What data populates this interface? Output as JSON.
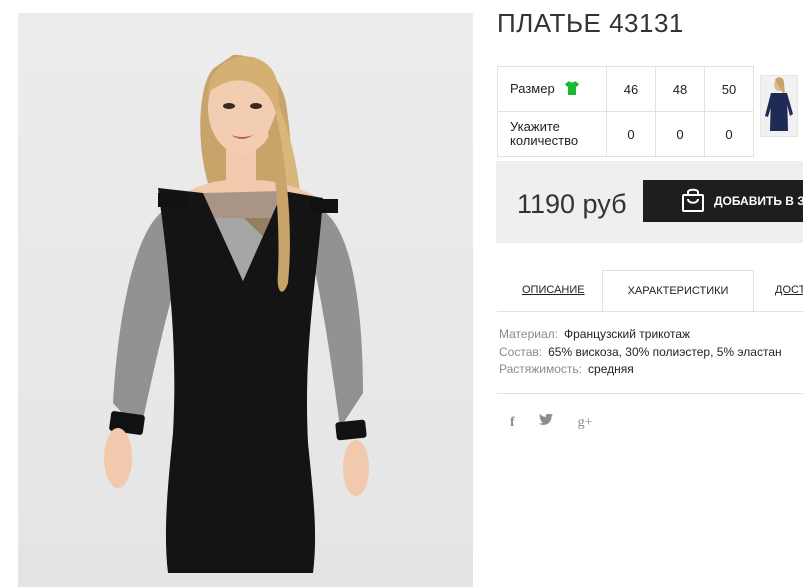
{
  "product": {
    "title": "ПЛАТЬЕ 43131",
    "image_alt_icon": "product-photo"
  },
  "size_table": {
    "size_label": "Размер",
    "size_icon": "tshirt-icon",
    "sizes": [
      "46",
      "48",
      "50"
    ],
    "qty_label_line1": "Укажите",
    "qty_label_line2": "количество",
    "quantities": [
      "0",
      "0",
      "0"
    ]
  },
  "price_bar": {
    "price": "1190 руб",
    "cart_button_label": "ДОБАВИТЬ В ЗАКАЗ",
    "cart_icon": "shopping-bag-icon"
  },
  "tabs": [
    {
      "label": "ОПИСАНИЕ",
      "active": false
    },
    {
      "label": "ХАРАКТЕРИСТИКИ",
      "active": true
    },
    {
      "label": "ДОСТАВКА",
      "active": false
    }
  ],
  "specs": [
    {
      "key": "Материал:",
      "value": "Французский трикотаж"
    },
    {
      "key": "Состав:",
      "value": "65% вискоза, 30% полиэстер, 5% эластан"
    },
    {
      "key": "Растяжимость:",
      "value": "средняя"
    }
  ],
  "social": {
    "facebook": "f",
    "twitter": "🐦",
    "google_plus": "g+"
  },
  "colors": {
    "accent_green": "#19b832",
    "button_dark": "#1e1e1e",
    "price_bg": "#efefef"
  }
}
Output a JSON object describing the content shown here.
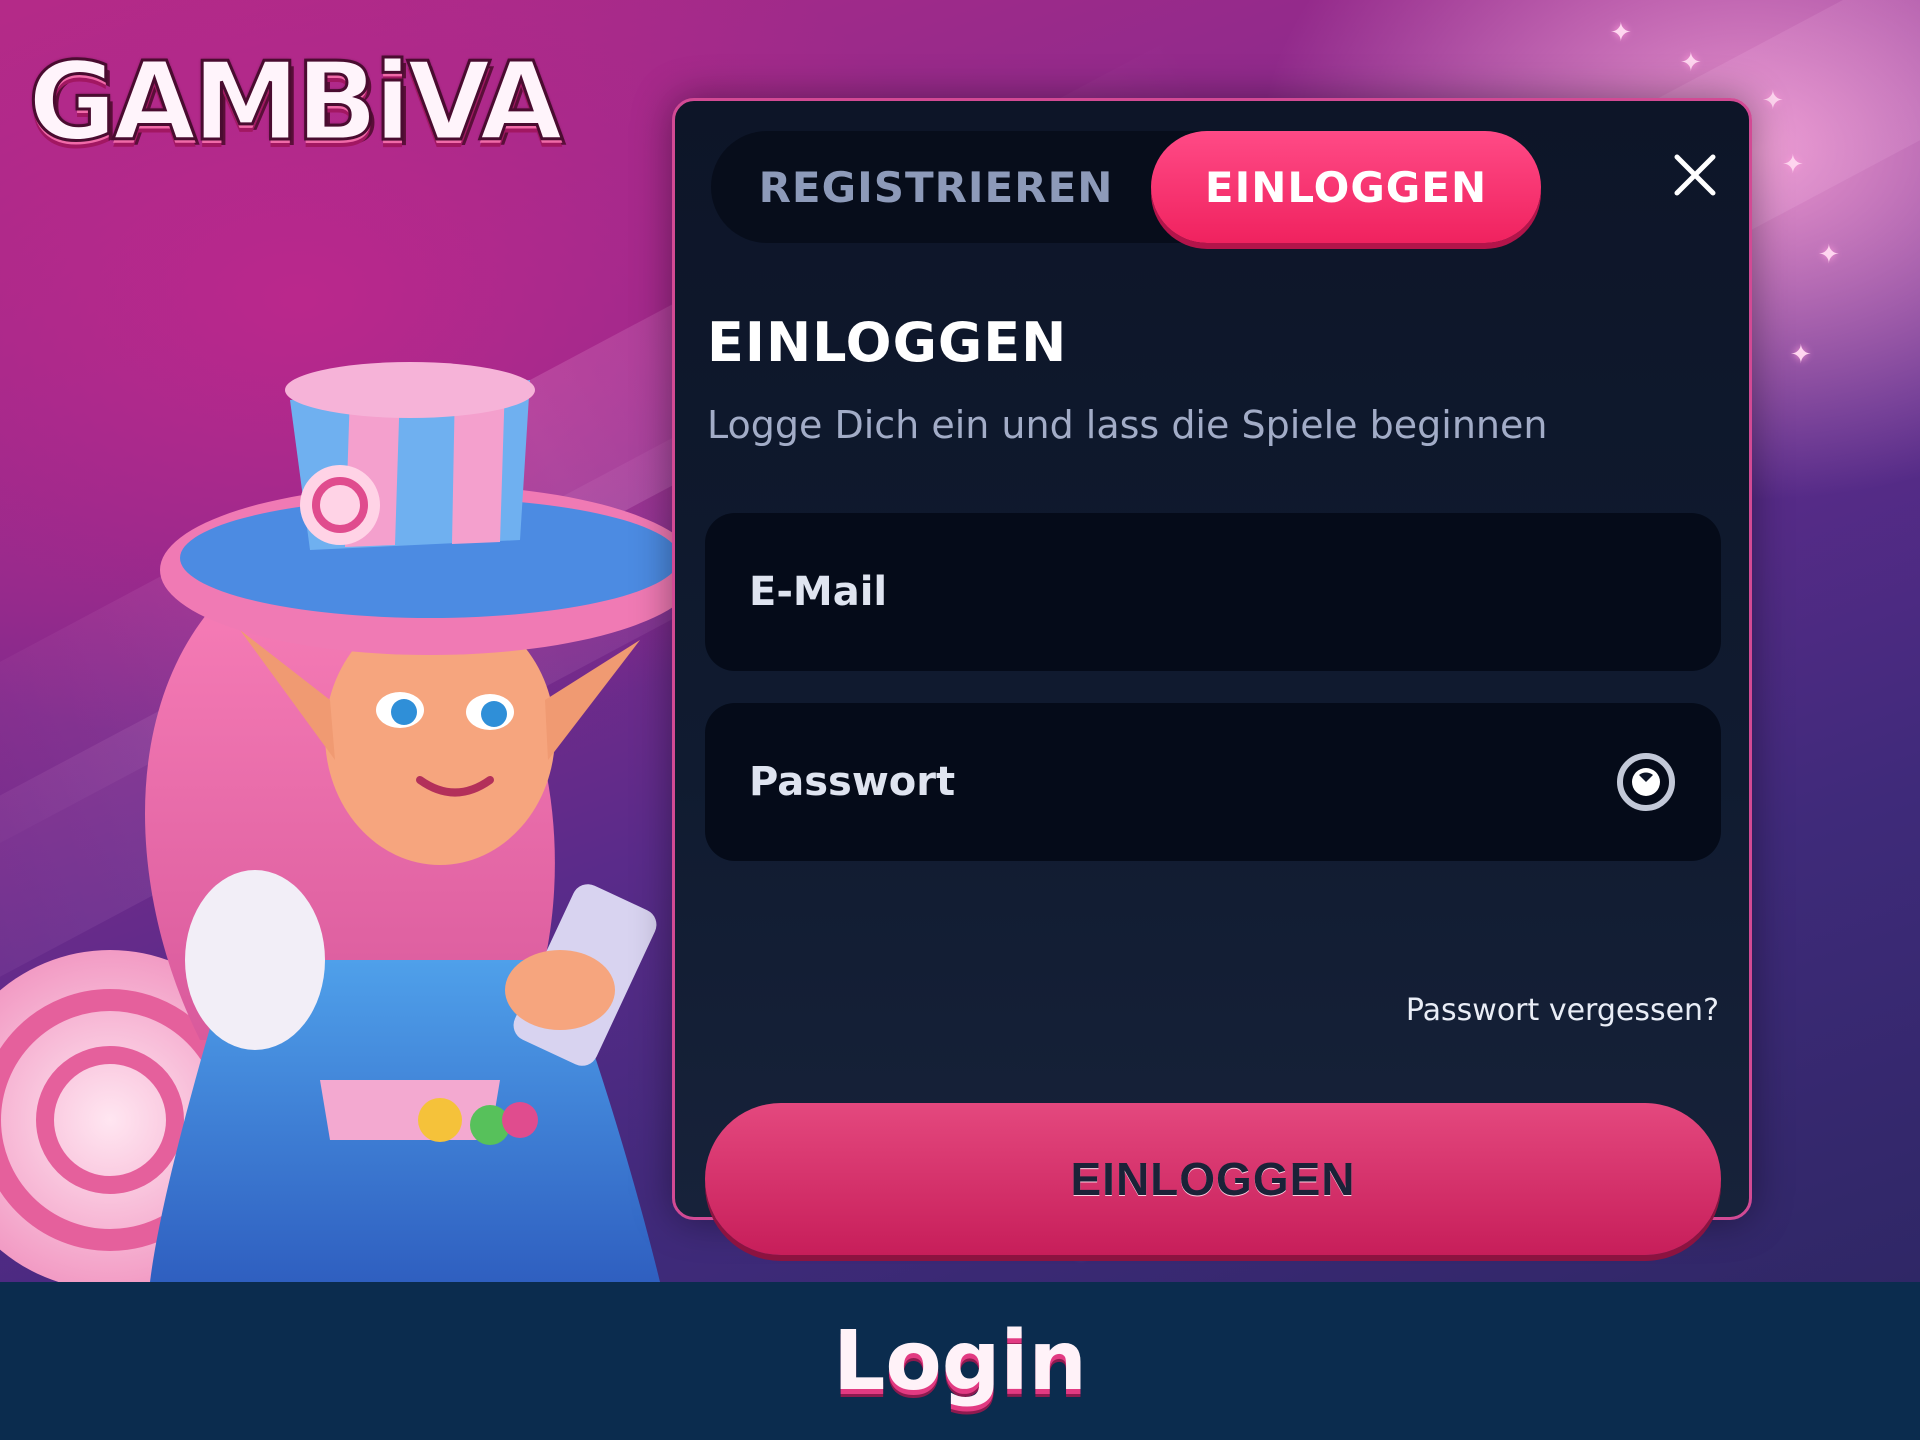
{
  "brand": {
    "logo_text": "GAMBiVA"
  },
  "modal": {
    "tabs": [
      {
        "label": "REGISTRIEREN",
        "active": false
      },
      {
        "label": "EINLOGGEN",
        "active": true
      }
    ],
    "close_icon": "close-icon",
    "title": "EINLOGGEN",
    "subtitle": "Logge Dich ein und lass die Spiele beginnen",
    "email": {
      "value": "",
      "placeholder": "E-Mail"
    },
    "password": {
      "value": "",
      "placeholder": "Passwort",
      "toggle_icon": "eye-icon"
    },
    "forgot_link": "Passwort vergessen?",
    "submit_label": "EINLOGGEN"
  },
  "caption": "Login",
  "colors": {
    "accent_pink": "#f0225f",
    "modal_bg": "#0d1528",
    "modal_border": "#d24a94",
    "caption_band": "#0b2c4e"
  }
}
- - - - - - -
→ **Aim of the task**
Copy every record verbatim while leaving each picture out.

→ **Answer to this problem**
What data populates this interface? Output as JSON.
{
  "product": {
    "title": "ПЛАТЬЕ 43131",
    "image_alt_icon": "product-photo"
  },
  "size_table": {
    "size_label": "Размер",
    "size_icon": "tshirt-icon",
    "sizes": [
      "46",
      "48",
      "50"
    ],
    "qty_label_line1": "Укажите",
    "qty_label_line2": "количество",
    "quantities": [
      "0",
      "0",
      "0"
    ]
  },
  "price_bar": {
    "price": "1190 руб",
    "cart_button_label": "ДОБАВИТЬ В ЗАКАЗ",
    "cart_icon": "shopping-bag-icon"
  },
  "tabs": [
    {
      "label": "ОПИСАНИЕ",
      "active": false
    },
    {
      "label": "ХАРАКТЕРИСТИКИ",
      "active": true
    },
    {
      "label": "ДОСТАВКА",
      "active": false
    }
  ],
  "specs": [
    {
      "key": "Материал:",
      "value": "Французский трикотаж"
    },
    {
      "key": "Состав:",
      "value": "65% вискоза, 30% полиэстер, 5% эластан"
    },
    {
      "key": "Растяжимость:",
      "value": "средняя"
    }
  ],
  "social": {
    "facebook": "f",
    "twitter": "🐦",
    "google_plus": "g+"
  },
  "colors": {
    "accent_green": "#19b832",
    "button_dark": "#1e1e1e",
    "price_bg": "#efefef"
  }
}
Output a JSON object describing the content shown here.
{
  "brand": {
    "logo_text": "GAMBiVA"
  },
  "modal": {
    "tabs": [
      {
        "label": "REGISTRIEREN",
        "active": false
      },
      {
        "label": "EINLOGGEN",
        "active": true
      }
    ],
    "close_icon": "close-icon",
    "title": "EINLOGGEN",
    "subtitle": "Logge Dich ein und lass die Spiele beginnen",
    "email": {
      "value": "",
      "placeholder": "E-Mail"
    },
    "password": {
      "value": "",
      "placeholder": "Passwort",
      "toggle_icon": "eye-icon"
    },
    "forgot_link": "Passwort vergessen?",
    "submit_label": "EINLOGGEN"
  },
  "caption": "Login",
  "colors": {
    "accent_pink": "#f0225f",
    "modal_bg": "#0d1528",
    "modal_border": "#d24a94",
    "caption_band": "#0b2c4e"
  }
}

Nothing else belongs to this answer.